• _Prompt_
Copy each line of the data exactly. Leave nothing out.

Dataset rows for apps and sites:
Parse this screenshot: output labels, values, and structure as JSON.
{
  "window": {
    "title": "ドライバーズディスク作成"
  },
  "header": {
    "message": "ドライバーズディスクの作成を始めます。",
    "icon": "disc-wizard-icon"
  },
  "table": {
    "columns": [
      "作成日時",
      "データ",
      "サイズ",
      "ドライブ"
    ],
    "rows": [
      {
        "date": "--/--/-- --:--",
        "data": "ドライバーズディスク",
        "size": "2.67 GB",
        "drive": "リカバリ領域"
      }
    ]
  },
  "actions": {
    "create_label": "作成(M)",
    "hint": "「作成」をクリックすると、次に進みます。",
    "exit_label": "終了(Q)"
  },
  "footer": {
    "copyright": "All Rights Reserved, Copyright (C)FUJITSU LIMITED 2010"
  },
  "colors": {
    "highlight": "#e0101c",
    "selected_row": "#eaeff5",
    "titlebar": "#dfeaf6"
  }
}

• _Solution to the exercise_
Parse this screenshot: output labels, values, and structure as JSON.
{
  "window": {
    "title": "ドライバーズディスク作成"
  },
  "header": {
    "message": "ドライバーズディスクの作成を始めます。",
    "icon": "disc-wizard-icon"
  },
  "table": {
    "columns": [
      "作成日時",
      "データ",
      "サイズ",
      "ドライブ"
    ],
    "rows": [
      {
        "date": "--/--/-- --:--",
        "data": "ドライバーズディスク",
        "size": "2.67 GB",
        "drive": "リカバリ領域"
      }
    ]
  },
  "actions": {
    "create_label": "作成(M)",
    "hint": "「作成」をクリックすると、次に進みます。",
    "exit_label": "終了(Q)"
  },
  "footer": {
    "copyright": "All Rights Reserved, Copyright (C)FUJITSU LIMITED 2010"
  },
  "colors": {
    "highlight": "#e0101c",
    "selected_row": "#eaeff5",
    "titlebar": "#dfeaf6"
  }
}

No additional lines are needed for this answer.